What actually are the Afghan National Army (ANA) and police force ? To be blunt, these forces are just other names for ethnically-based militia forces of the old Northern Alliance which helped the US-led forces to topple the Taliban in 2001. Many Afghans believe that in the event of a full withdrawal, the Afghan army and police force would collapse like sand castles, no matter how strong they may be. Afghan sources signal that the rate of recruitment within these forces is no more than a systematic desertion. Experience of the past three-decades indicate that Afghans do not need much training when it comes to fighting. The ANA, however, , needs a dose of the will to fight.
The ongoing state of affairs in Afghanistan is reminiscent of the beginning of the Russian withdrawal in the late 1980s. The Russians left behind a government led by Najibullah, the last communist ruler, with a huge military force. The Machiavellian tyrant, Najibullah was a talented and shrewd statesman despite having a haunted past. He was a long-time KGB chief apparatchik and the director of a brutal communist intelligence agency in Kabul for many years.
Najibullah shed his past and managed to rule Kabul singlehandedly for about four years without the presence of a single Russian boot on Afghan soil. By contrast, Karzai clearly has neither political adroitness nor the courage of his predecessor. His weeping and casual rants won't work when his country gets more explosive.
Besides, Karzai's dysfunctional government in Kabul, a direct support to the Taliban from next door Pakistan, has a devastating effect on Nato's war in Afghanistan. Safe havens on Pakistani soil are strengthening the Taliban's operational capabilities.

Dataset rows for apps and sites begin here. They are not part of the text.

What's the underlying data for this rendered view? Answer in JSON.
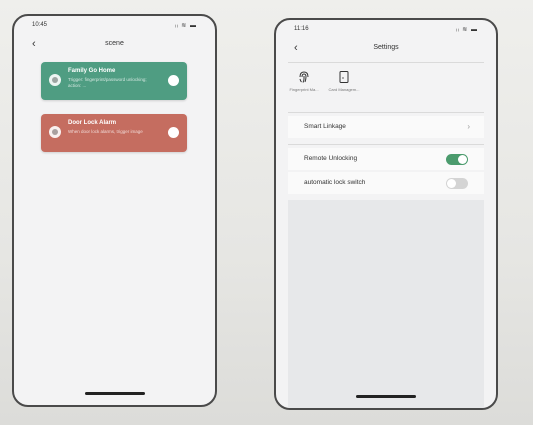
{
  "left_phone": {
    "status_time": "10:45",
    "status_icons": "ᵢᵢ ≋ ▬",
    "back_glyph": "‹",
    "title": "scene",
    "cards": [
      {
        "title": "Family Go Home",
        "description": "Trigger: fingerprint/password unlocking; action: ...",
        "color": "#4f9d82"
      },
      {
        "title": "Door Lock Alarm",
        "description": "When door lock alarms, trigger image",
        "color": "#c56d60"
      }
    ]
  },
  "right_phone": {
    "status_time": "11:16",
    "status_icons": "ᵢᵢ ≋ ▬",
    "back_glyph": "‹",
    "title": "Settings",
    "icons": [
      {
        "icon": "fingerprint-icon",
        "label": "Fingerprint Ma..."
      },
      {
        "icon": "card-icon",
        "label": "Card Managem..."
      }
    ],
    "smart_linkage": {
      "label": "Smart Linkage",
      "chevron": "›"
    },
    "remote_unlocking": {
      "label": "Remote Unlocking",
      "on": true
    },
    "automatic_lock_switch": {
      "label": "automatic lock switch",
      "on": false
    },
    "accent_color": "#4b9b6d"
  }
}
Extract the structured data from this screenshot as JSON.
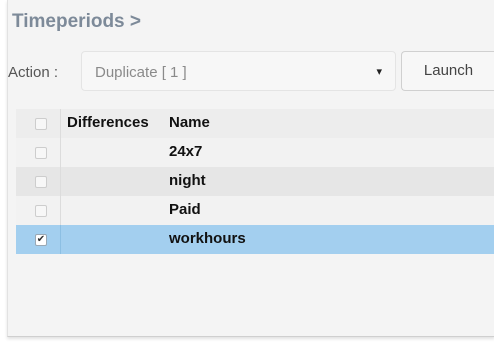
{
  "header": {
    "title": "Timeperiods >"
  },
  "action": {
    "label": "Action :",
    "selected": "Duplicate [ 1 ]",
    "dropdown_arrow": "▾",
    "launch_label": "Launch"
  },
  "table": {
    "columns": [
      "Differences",
      "Name"
    ],
    "rows": [
      {
        "name": "24x7",
        "checked": false
      },
      {
        "name": "night",
        "checked": false
      },
      {
        "name": "Paid",
        "checked": false
      },
      {
        "name": "workhours",
        "checked": true,
        "check_glyph": "✔"
      }
    ]
  },
  "colors": {
    "title": "#7d8a99",
    "selected_row": "#a3cfef"
  },
  "icons": {
    "dropdown": "caret-down-icon",
    "check": "checkmark-icon"
  }
}
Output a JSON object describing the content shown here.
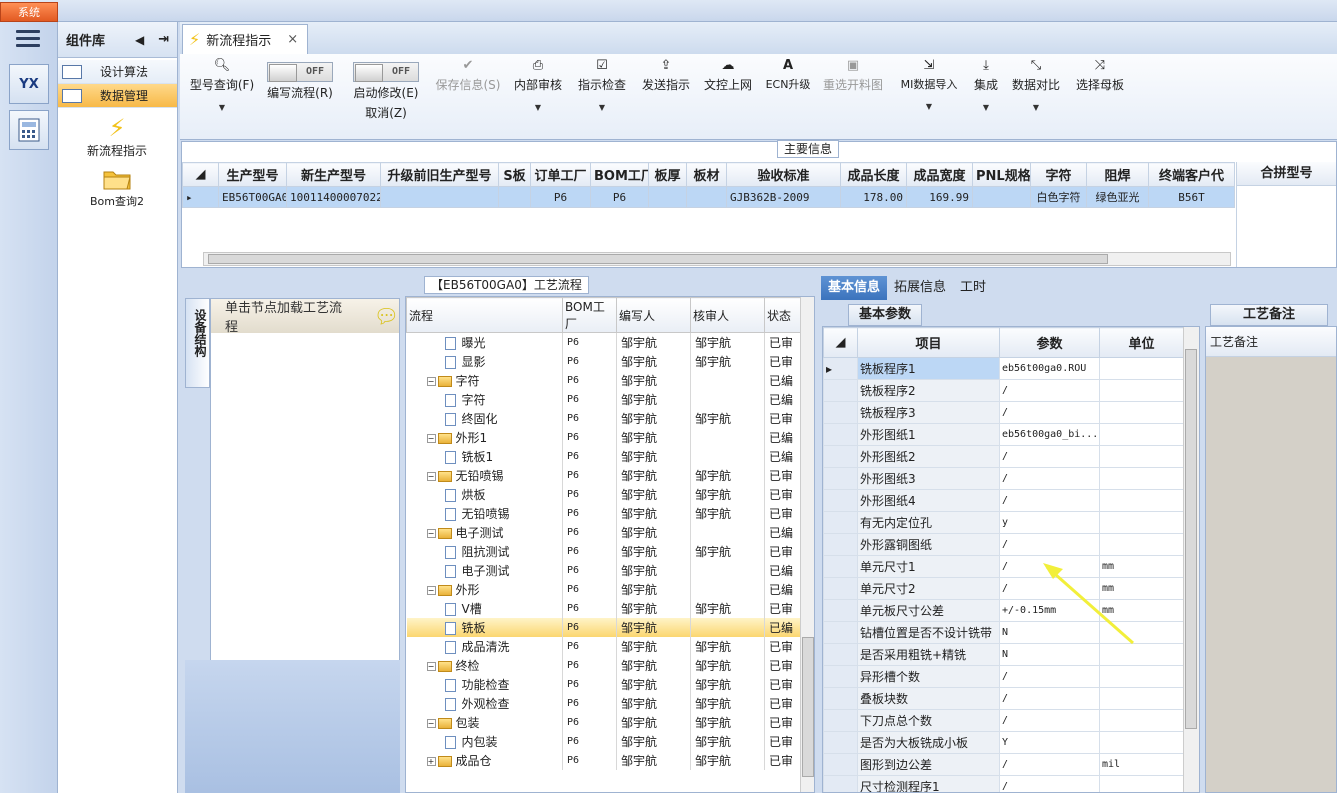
{
  "system_tab": "系统",
  "sidebar": {
    "title": "组件库",
    "items": [
      {
        "label": "设计算法",
        "selected": false
      },
      {
        "label": "数据管理",
        "selected": true
      }
    ],
    "actions": [
      {
        "label": "新流程指示",
        "icon": "lightning-icon"
      },
      {
        "label": "Bom查询2",
        "icon": "folder-icon"
      }
    ],
    "logo_text": "YX"
  },
  "doc_tab": {
    "label": "新流程指示",
    "close": "×"
  },
  "toolbar": {
    "query": "型号查询(F)",
    "edit_flow": "编写流程(R)",
    "edit_toggle": "OFF",
    "start_modify": "启动修改(E)",
    "cancel": "取消(Z)",
    "modify_toggle": "OFF",
    "save": "保存信息(S)",
    "internal_review": "内部审核",
    "check": "指示检查",
    "send": "发送指示",
    "upload": "文控上网",
    "ecn": "ECN升级",
    "reselect": "重选开料图",
    "mi_import": "MI数据导入",
    "integrate": "集成",
    "compare": "数据对比",
    "select_mother": "选择母板"
  },
  "main_info": {
    "group_label": "主要信息",
    "columns": [
      "生产型号",
      "新生产型号",
      "升级前旧生产型号",
      "S板",
      "订单工厂",
      "BOM工厂",
      "板厚",
      "板材",
      "验收标准",
      "成品长度",
      "成品宽度",
      "PNL规格",
      "字符",
      "阻焊",
      "终端客户代"
    ],
    "row": [
      "EB56T00GA0",
      "10011400007022",
      "",
      "",
      "P6",
      "P6",
      "",
      "",
      "GJB362B-2009",
      "178.00",
      "169.99",
      "",
      "白色字符",
      "绿色亚光",
      "B56T"
    ],
    "side_column": "合拼型号"
  },
  "process": {
    "group_label": "【EB56T00GA0】工艺流程",
    "left_tab": "设备结构",
    "hint": "单击节点加载工艺流程",
    "columns": [
      "流程",
      "BOM工厂",
      "编写人",
      "核审人",
      "状态"
    ],
    "rows": [
      {
        "level": 2,
        "type": "doc",
        "name": "曝光",
        "factory": "P6",
        "writer": "邹宇航",
        "reviewer": "邹宇航",
        "status": "已审"
      },
      {
        "level": 2,
        "type": "doc",
        "name": "显影",
        "factory": "P6",
        "writer": "邹宇航",
        "reviewer": "邹宇航",
        "status": "已审"
      },
      {
        "level": 1,
        "type": "folder",
        "name": "字符",
        "factory": "P6",
        "writer": "邹宇航",
        "reviewer": "",
        "status": "已编"
      },
      {
        "level": 2,
        "type": "doc",
        "name": "字符",
        "factory": "P6",
        "writer": "邹宇航",
        "reviewer": "",
        "status": "已编"
      },
      {
        "level": 2,
        "type": "doc",
        "name": "终固化",
        "factory": "P6",
        "writer": "邹宇航",
        "reviewer": "邹宇航",
        "status": "已审"
      },
      {
        "level": 1,
        "type": "folder",
        "name": "外形1",
        "factory": "P6",
        "writer": "邹宇航",
        "reviewer": "",
        "status": "已编"
      },
      {
        "level": 2,
        "type": "doc",
        "name": "铣板1",
        "factory": "P6",
        "writer": "邹宇航",
        "reviewer": "",
        "status": "已编"
      },
      {
        "level": 1,
        "type": "folder",
        "name": "无铅喷锡",
        "factory": "P6",
        "writer": "邹宇航",
        "reviewer": "邹宇航",
        "status": "已审"
      },
      {
        "level": 2,
        "type": "doc",
        "name": "烘板",
        "factory": "P6",
        "writer": "邹宇航",
        "reviewer": "邹宇航",
        "status": "已审"
      },
      {
        "level": 2,
        "type": "doc",
        "name": "无铅喷锡",
        "factory": "P6",
        "writer": "邹宇航",
        "reviewer": "邹宇航",
        "status": "已审"
      },
      {
        "level": 1,
        "type": "folder",
        "name": "电子测试",
        "factory": "P6",
        "writer": "邹宇航",
        "reviewer": "",
        "status": "已编"
      },
      {
        "level": 2,
        "type": "doc",
        "name": "阻抗测试",
        "factory": "P6",
        "writer": "邹宇航",
        "reviewer": "邹宇航",
        "status": "已审"
      },
      {
        "level": 2,
        "type": "doc",
        "name": "电子测试",
        "factory": "P6",
        "writer": "邹宇航",
        "reviewer": "",
        "status": "已编"
      },
      {
        "level": 1,
        "type": "folder",
        "name": "外形",
        "factory": "P6",
        "writer": "邹宇航",
        "reviewer": "",
        "status": "已编"
      },
      {
        "level": 2,
        "type": "doc",
        "name": "V槽",
        "factory": "P6",
        "writer": "邹宇航",
        "reviewer": "邹宇航",
        "status": "已审"
      },
      {
        "level": 2,
        "type": "doc",
        "name": "铣板",
        "factory": "P6",
        "writer": "邹宇航",
        "reviewer": "",
        "status": "已编",
        "selected": true
      },
      {
        "level": 2,
        "type": "doc",
        "name": "成品清洗",
        "factory": "P6",
        "writer": "邹宇航",
        "reviewer": "邹宇航",
        "status": "已审"
      },
      {
        "level": 1,
        "type": "folder",
        "name": "终检",
        "factory": "P6",
        "writer": "邹宇航",
        "reviewer": "邹宇航",
        "status": "已审"
      },
      {
        "level": 2,
        "type": "doc",
        "name": "功能检查",
        "factory": "P6",
        "writer": "邹宇航",
        "reviewer": "邹宇航",
        "status": "已审"
      },
      {
        "level": 2,
        "type": "doc",
        "name": "外观检查",
        "factory": "P6",
        "writer": "邹宇航",
        "reviewer": "邹宇航",
        "status": "已审"
      },
      {
        "level": 1,
        "type": "folder",
        "name": "包装",
        "factory": "P6",
        "writer": "邹宇航",
        "reviewer": "邹宇航",
        "status": "已审"
      },
      {
        "level": 2,
        "type": "doc",
        "name": "内包装",
        "factory": "P6",
        "writer": "邹宇航",
        "reviewer": "邹宇航",
        "status": "已审"
      },
      {
        "level": 1,
        "type": "folder",
        "name": "成品仓",
        "factory": "P6",
        "writer": "邹宇航",
        "reviewer": "邹宇航",
        "status": "已审",
        "collapsed": true
      }
    ]
  },
  "right_tabs": [
    "基本信息",
    "拓展信息",
    "工时"
  ],
  "params": {
    "sub_tab": "基本参数",
    "columns": [
      "项目",
      "参数",
      "单位"
    ],
    "rows": [
      [
        "铣板程序1",
        "eb56t00ga0.ROU",
        ""
      ],
      [
        "铣板程序2",
        "/",
        ""
      ],
      [
        "铣板程序3",
        "/",
        ""
      ],
      [
        "外形图纸1",
        "eb56t00ga0_bi...",
        ""
      ],
      [
        "外形图纸2",
        "/",
        ""
      ],
      [
        "外形图纸3",
        "/",
        ""
      ],
      [
        "外形图纸4",
        "/",
        ""
      ],
      [
        "有无内定位孔",
        "y",
        ""
      ],
      [
        "外形露铜图纸",
        "/",
        ""
      ],
      [
        "单元尺寸1",
        "/",
        "mm"
      ],
      [
        "单元尺寸2",
        "/",
        "mm"
      ],
      [
        "单元板尺寸公差",
        "+/-0.15mm",
        "mm"
      ],
      [
        "钻槽位置是否不设计铣带",
        "N",
        ""
      ],
      [
        "是否采用粗铣+精铣",
        "N",
        ""
      ],
      [
        "异形槽个数",
        "/",
        ""
      ],
      [
        "叠板块数",
        "/",
        ""
      ],
      [
        "下刀点总个数",
        "/",
        ""
      ],
      [
        "是否为大板铣成小板",
        "Y",
        ""
      ],
      [
        "图形到边公差",
        "/",
        "mil"
      ],
      [
        "尺寸检测程序1",
        "/",
        ""
      ]
    ]
  },
  "notes": {
    "tab": "工艺备注",
    "header": "工艺备注"
  },
  "colors": {
    "accent": "#3b73bd",
    "highlight": "#fbd670",
    "annotation_arrow": "#f2ef3a"
  }
}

Above and beyond western pressure, Pakistan continues to live at peace with al-Qaida affiliated militants. The Pakistani military believes that control over the Pashtun-dominated Taliban is tantamount to a compulsory insurance policy against disintegration of the country. Pakistan's military and spy organization, the ISI, knows the Afghans and Afghanistan much better than the Americans do. They know perfectly well that the Taliban will dominate Afghan politics in a post-western Afghanistan.
Worse still, Pakistan makes feverish attempts to keep the Taliban glued to the al-Qaida ideology for fear of incorporating nationalism into their ranks. In the ISI's thinking, an al-Qaida affiliated Taliban is far less harmful to Pakistan than a Pashtun nationalist Taliban. Pakistan is using the Islamic card to prevent Pashtuns from going the way of the Baluchi separatists. Many political analysts remain ignorant of this crucial factor.

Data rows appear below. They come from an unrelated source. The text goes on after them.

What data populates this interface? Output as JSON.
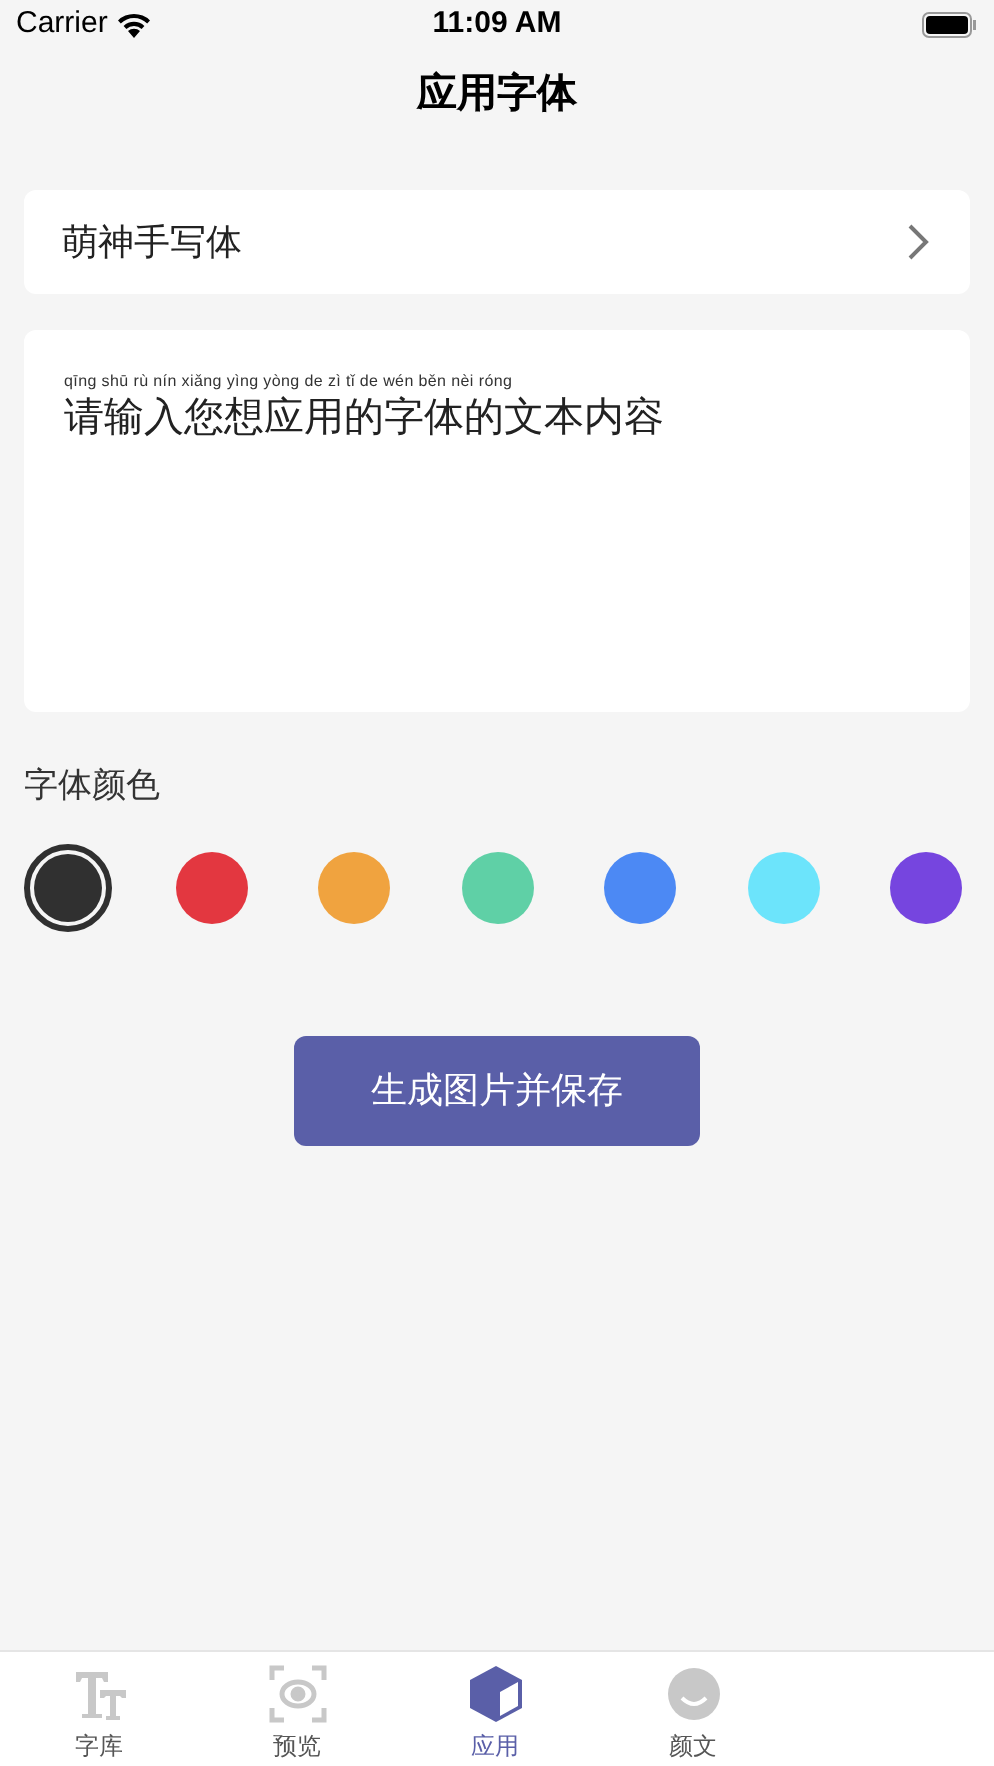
{
  "status_bar": {
    "carrier": "Carrier",
    "time": "11:09 AM"
  },
  "title": "应用字体",
  "font_selector": {
    "label": "萌神手写体"
  },
  "text_area": {
    "pinyin": "qīng shū rù nín xiǎng yìng yòng de zì tǐ de wén běn nèi róng",
    "placeholder": "请输入您想应用的字体的文本内容"
  },
  "color_section": {
    "label": "字体颜色",
    "colors": [
      {
        "color": "#303030",
        "selected": true
      },
      {
        "color": "#e33740",
        "selected": false
      },
      {
        "color": "#f0a33f",
        "selected": false
      },
      {
        "color": "#5fd0a6",
        "selected": false
      },
      {
        "color": "#4c89f4",
        "selected": false
      },
      {
        "color": "#6ce4fb",
        "selected": false
      },
      {
        "color": "#7645df",
        "selected": false
      }
    ]
  },
  "save_button": "生成图片并保存",
  "tabs": [
    {
      "label": "字库",
      "kind": "font",
      "selected": false
    },
    {
      "label": "预览",
      "kind": "preview",
      "selected": false
    },
    {
      "label": "应用",
      "kind": "apply",
      "selected": true
    },
    {
      "label": "颜文",
      "kind": "emoji",
      "selected": false
    }
  ]
}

In such a perilous situation, the only thing that can rescue Afghanistan from falling into a civil war and prevent a geopolitical disaster in Central Asia, is transparent and unmediated peace talks with the Taliban. Peace talks could detach the insurgency from dependence on Pakistan which is crucial for reducing western casualties as well. Negotiations with the mediation of Pakistan have their own deadly perils, in Pakistan's usual double games.
In the lead-up to the invasion of Afghanistan by the US, Islamabad served for the Taliban as the only window to the outside world. The ISI encouraged the Taliban not to hand over Osama bin Laden by convincing them that the US would never invade Afghanistan. At the same time, Pakistan also was trying to convince the Americans that rooting out of the Taliban was the only option. Such duplicity by the ISI is exposed by Mullah Zaeef, the former Taliban ambassador to Islamabad, in his book My Life with the Taliban .
Reconciliation and peace talks with medieval religious groups such as the
Taliban may appear awkward. By western standards the Taliban could be defined at best as a social throwback ; however, it is an indigenous religious movement with grass -root support among the Pashtuns in Afghanistan as well as Pakistan. The elimination of such a group is thus impossible in any meaningful sense. The west could gain from negotiations with the Taliban more than they can achieve by an endless war. But the CIA and Pentagon who are steering everything in Afghanistan will never listen.
They have put Uncle Sam on a deadly self-destructive spree in Afghanistan.